White sand, blue skies with cartoon clouds, and clear seas of the most beautiful aquamarine I’ve seen. It’s incredible, and I’m grinning like the village idiot as Monty leaves the road and we head for the sand.
Anne reads my mind again, turning to tell me that although she’s seen this view every day for eleven years, it still gets her, every single time.
Even old Monty gets a little spring in his step, and we break into a trot along the sand as we head for the water’s edge. I can feel his excitement to be on the beach.
There’s definitely life in this old pony yet. And Monty’s not doing to badly either.
We walk, at times leaving the beach where it gets too rocky or the tide’s come in. The ponies plod along happily as Anne tells us a little about our surroundings.
We discuss Donald Trump’s recent purchase of a Galway golf club: Anne is less-than dazzled by his wealth. I can’t help but think, as we walk along the springy grass at the edge of the beach with the 12 Bens visible in the distance, that Anne measures wealth in a very different way to Mr Trump – and that she quite rightly feels rich beyond her wildest dreams.
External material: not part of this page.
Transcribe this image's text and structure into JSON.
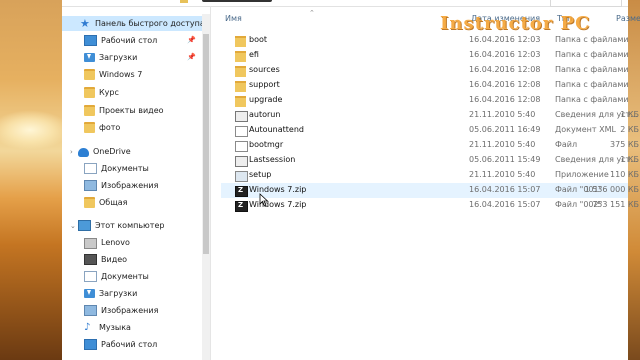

At low tide, you can trek across the wet sand to some of the small islands just off the coast for a beautiful view back along the coast.
We were a little late for that, but we still had plenty of space on the sand to enjoy a few long canters and let me tell you, there’s not much you can do in this life that will make you feel as free, and as alive, as cantering along a beach in the sun in Connemara, on a Connemara pony.
Good old Monty was raring to go. I don’t know exactly what 25 in horse years is in human years, but I think it’s somewhere in the 70s, and if I can move like that at 70 I’ll be more than happy.
The ride-outs are available for riders of all abilities, from total novices and small children through to more experienced riders. If you’re particularly tall, they’ll pair you up with a horse rather than a Connemara Pony (for the sake of both you and the pony)!
Rides can be an hour or two hours long, and there’s also the option for a half- or full-day ride. Connemara Ponies are hardy, and they’re used to the weather in the west, so treks go ahead even when the weather’s not so great.
It’s a really authentic and totally unforgettable Connemara experience, and it doesn’t just present you with the beauty and wildness of Ireland’s Wild Atlantic Way, it allows you to actually be a part of it.
If you’re at all like me, it may well turn out to be the highlight of your trip to Ireland’s Wild West.
A 2 hour beach trek with The Point Pony Trekking costs €60, and is worth every cent… See their website for more details.
- Dee Murray